The topic of managing function in your everyday life is the feature of “Functional Fridays,” a weekly livestream presented by the Area Agency on Aging District 7 (AAA7) and the Shawnee State University (SSU) Occupational Therapy program. The series is ongoing each Friday now through April 30 on the AAA7 Facebook page.

Each Friday at 10 a.m., two graduate students in the Occupational Therapy Program at Shawnee State discuss further on a specific topic related to managing function.

According to the American Occupational Therapy Association, occupational therapy is the only profession that helps people across the lifespan to do the things they want and need to do through the therapeutic use of daily activities (occupations).

Occupational therapy practitioners enable people of all ages to live life to its fullest by helping them promote health and prevent— or live better with — injury, illness, or disability. The students in the Occupational Therapy Program at Shawnee State incorporate educating the community as a part of their studies in providing additional resources and information about occupational therapy and the many ways it can be used to help individuals.

During the month of March through the Functional Fridays livestreams, the students discussed a number of topics from everyday activities during a stroke to safety awareness for older adult drivers.

Below is a summary from each of the livestream broadcasts throughout the month.

• Everyday Activities After a Stroke: Ways to Manage Changes in Movement:

A stroke can affect an individual’s ability to function in everyday activities in daily living and may cause difficulties for individuals when moving their arms and/or legs.

Adaptive equipment can be used to make these activities easier and safer.
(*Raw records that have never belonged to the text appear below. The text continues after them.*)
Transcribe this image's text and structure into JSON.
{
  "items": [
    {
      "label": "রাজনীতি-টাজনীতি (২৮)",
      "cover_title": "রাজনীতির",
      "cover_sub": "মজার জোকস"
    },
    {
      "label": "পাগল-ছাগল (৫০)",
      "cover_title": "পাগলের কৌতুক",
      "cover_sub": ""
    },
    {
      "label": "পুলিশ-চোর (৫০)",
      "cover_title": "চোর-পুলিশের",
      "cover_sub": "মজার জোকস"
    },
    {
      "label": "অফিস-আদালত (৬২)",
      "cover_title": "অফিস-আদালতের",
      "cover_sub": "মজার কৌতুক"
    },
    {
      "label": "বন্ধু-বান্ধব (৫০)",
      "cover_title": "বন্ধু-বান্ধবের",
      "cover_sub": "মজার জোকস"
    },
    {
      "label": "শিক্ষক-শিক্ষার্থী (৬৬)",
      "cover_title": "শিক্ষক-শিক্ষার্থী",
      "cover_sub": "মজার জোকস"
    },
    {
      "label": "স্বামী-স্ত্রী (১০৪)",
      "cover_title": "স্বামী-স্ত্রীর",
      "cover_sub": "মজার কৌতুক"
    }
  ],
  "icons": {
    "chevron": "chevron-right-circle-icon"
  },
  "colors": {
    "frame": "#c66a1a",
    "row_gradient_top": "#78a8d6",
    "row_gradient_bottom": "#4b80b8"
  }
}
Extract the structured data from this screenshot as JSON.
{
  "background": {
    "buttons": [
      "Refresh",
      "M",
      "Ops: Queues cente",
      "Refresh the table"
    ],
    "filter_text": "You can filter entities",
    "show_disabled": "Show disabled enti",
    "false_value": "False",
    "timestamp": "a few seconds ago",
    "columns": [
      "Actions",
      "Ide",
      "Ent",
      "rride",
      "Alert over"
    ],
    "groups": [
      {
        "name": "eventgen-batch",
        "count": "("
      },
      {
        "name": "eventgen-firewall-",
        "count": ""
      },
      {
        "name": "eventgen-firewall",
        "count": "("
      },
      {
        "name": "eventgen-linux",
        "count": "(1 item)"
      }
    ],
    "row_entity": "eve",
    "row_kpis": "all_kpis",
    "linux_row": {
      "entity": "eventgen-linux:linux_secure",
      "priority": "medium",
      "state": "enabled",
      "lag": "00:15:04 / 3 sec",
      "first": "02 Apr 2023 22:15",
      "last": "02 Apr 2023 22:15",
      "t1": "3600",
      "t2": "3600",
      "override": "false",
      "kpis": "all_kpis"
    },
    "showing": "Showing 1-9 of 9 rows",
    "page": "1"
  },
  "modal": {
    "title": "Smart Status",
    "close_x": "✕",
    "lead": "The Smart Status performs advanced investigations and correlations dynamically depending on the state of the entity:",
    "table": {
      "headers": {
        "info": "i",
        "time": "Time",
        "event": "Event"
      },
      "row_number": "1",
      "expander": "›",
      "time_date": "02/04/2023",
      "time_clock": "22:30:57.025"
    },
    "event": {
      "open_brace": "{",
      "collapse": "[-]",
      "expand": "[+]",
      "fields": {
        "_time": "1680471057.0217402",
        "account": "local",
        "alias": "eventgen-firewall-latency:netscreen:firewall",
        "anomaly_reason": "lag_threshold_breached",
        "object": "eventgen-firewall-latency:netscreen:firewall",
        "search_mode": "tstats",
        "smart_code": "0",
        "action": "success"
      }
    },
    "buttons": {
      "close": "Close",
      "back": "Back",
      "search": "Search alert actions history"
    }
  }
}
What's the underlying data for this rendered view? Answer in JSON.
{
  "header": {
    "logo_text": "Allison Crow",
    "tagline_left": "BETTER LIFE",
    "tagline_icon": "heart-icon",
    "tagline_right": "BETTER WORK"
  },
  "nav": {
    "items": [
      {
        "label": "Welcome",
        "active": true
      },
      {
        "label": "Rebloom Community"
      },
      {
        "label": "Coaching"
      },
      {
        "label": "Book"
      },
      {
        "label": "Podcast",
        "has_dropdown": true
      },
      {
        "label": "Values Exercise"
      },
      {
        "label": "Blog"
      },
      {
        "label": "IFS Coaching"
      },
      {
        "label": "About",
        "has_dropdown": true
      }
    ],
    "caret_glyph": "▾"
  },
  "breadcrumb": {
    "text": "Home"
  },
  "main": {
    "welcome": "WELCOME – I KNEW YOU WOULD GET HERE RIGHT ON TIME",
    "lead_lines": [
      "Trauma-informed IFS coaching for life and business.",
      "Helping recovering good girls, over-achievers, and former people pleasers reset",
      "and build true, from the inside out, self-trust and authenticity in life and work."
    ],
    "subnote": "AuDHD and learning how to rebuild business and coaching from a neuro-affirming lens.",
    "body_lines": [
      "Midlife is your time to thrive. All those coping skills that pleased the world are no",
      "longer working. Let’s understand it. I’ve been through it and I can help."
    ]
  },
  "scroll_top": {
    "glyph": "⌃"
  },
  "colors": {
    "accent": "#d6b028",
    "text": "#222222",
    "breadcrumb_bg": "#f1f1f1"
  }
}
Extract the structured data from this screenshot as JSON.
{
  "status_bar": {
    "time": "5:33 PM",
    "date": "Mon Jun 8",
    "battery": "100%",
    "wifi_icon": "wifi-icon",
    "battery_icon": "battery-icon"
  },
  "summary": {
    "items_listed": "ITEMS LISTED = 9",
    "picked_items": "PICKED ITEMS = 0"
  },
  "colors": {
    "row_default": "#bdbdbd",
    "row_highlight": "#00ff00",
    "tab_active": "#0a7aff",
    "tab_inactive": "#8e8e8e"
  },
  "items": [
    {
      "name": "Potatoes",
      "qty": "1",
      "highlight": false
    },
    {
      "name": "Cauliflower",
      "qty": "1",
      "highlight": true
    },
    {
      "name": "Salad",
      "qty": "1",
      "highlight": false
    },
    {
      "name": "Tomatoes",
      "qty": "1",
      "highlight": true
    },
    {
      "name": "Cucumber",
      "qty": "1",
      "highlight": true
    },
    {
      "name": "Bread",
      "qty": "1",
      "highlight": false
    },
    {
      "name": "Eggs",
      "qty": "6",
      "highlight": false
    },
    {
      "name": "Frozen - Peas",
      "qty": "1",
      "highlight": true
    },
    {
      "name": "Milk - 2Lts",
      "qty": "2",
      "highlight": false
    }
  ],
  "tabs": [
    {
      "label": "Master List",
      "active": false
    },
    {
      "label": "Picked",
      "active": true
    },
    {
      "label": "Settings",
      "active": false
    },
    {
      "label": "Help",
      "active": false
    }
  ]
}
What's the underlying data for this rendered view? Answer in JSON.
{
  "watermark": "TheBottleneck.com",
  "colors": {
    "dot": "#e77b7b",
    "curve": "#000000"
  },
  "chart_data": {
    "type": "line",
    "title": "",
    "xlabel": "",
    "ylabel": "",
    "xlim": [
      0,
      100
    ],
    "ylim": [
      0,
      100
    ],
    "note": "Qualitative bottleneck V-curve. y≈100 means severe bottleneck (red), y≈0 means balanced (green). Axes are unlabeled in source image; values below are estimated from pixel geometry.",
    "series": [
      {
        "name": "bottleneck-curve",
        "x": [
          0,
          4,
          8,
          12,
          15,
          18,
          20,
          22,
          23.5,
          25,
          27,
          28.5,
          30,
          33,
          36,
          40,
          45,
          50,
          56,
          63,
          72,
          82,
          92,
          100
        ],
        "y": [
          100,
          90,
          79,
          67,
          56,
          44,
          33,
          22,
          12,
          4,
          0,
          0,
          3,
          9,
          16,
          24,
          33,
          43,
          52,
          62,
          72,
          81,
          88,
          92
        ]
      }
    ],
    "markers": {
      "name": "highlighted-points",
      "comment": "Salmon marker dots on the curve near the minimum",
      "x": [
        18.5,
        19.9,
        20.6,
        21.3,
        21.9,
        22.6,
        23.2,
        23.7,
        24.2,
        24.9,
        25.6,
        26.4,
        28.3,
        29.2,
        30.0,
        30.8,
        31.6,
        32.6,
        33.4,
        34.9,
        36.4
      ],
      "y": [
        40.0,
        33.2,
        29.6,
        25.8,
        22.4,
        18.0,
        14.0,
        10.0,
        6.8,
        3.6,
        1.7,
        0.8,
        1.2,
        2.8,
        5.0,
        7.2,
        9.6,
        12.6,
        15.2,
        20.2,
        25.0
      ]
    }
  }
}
Some examples include adaptive jar openers, bed canes to help with bedside movement, tools to help grab items such as a “reacher,” and a shoehorn to help with putting shoes on.
Recovery after a stroke is a process and improvements to function can continue to occur over time.

• Older Driver Safety Awareness: Anticipating Changes That Affect Driving:

Aging can cause many changes to your body, and these changes can have potential effects on your abilities in daily activities.
Potential changes include changes in movement, changes in vision and/or hearing, and concentration changes and/or temporary memory lapses. These changes could affect your driving ability.

Self-assessments of driving are a good option if you want to assess your abilities and safety on the road.

• Older Driver Safety Awareness: Family Conversations:

Family and friends play a major role in discussions about driver safety. The earlier the conversations are started, the better.
Early conversations should be focused on lifestyle choices, and staying fit and flexible.

Conversations should not be about “stopping” driving but instead focus on small changes that can be made in travel methods.
Start conversations naturally, focus on solutions to issues and ask for help from health professionals about adaptations.

Agree to a “safe mobility contract” which includes making a family plan together.

A self-rating questionnaire can also be found through the Automobile Association of America (AAA) that can help assess an individual’s driving ability.

• Older Driver Safety Awareness: Screenings and Evaluations:

Screenings and evaluations help to check on your ability to drive and identify strengths and any changes in vision, physical ability and/or cognition that may be a risk for driving safely. It can also offer recommendations for how you might strengthen skills or adjust for weakness.

As you get older, physical, visual and cognitive abilities needed for driving can change.

Types of evaluations can include: self-assessments, and a comprehensive driving evaluation by an occupational therapy certified driver rehabilitation specialist (CDRS).

Many self-assessments and screening measures can be found online. Those mentioned during the livestream include the “Fit to Drive,” “The SAFER Driving Survey,” and resources from AARP.

All of the broadcasts can be watched on playback on the AAA7 Facebook page or a dedicated page on the AAA7’s website for the Functional Fridays education. To find the educational information, log on to www.aaa7.org, click on the “Functional Fridays” box midway on the home page, and find the date you are looking for.

For more information about Functional Fridays, call the AAA7 at 1-800-582-7277 or info@aaa7.org, or Dr. Christine Raber with the Shawnee State University Occupational Therapy Program at (740) 351-3530 or craber@shawnee.edu.

Your local Area Agency on Aging District 7, Inc. provides services on a non-discriminatory basis. These services are available to help older adults and those with disabilities live safely and independently in their own homes through services paid for by Medicare, Medicaid, other federal and state resources, as well as private pay. The AAA7’s Resource Center is also available to anyone in the community looking for information or assistance with long-term care options. Available Monday through Friday from 8 a.m. until 4:30 p.m., the Resource Center is a valuable contact for learning more about options and what programs and services are available for assistance.

Those interested in learning more can call toll-free at 1-800-582-7277 (TTY: 711). Here, individuals can speak directly with a specially trained Resource Specialist who will assist them with information surrounding the programs and services that are available to best serve their needs. The Agency also offers an assessment at no cost for those who are interested in learning more. Information is also available on www.aaa7.org, or the Agency can be contacted through e-mail at info@aaa7.org. The Agency also has a Facebook page located at www.facebook.com/AreaAgencyOnAgingDistrict7.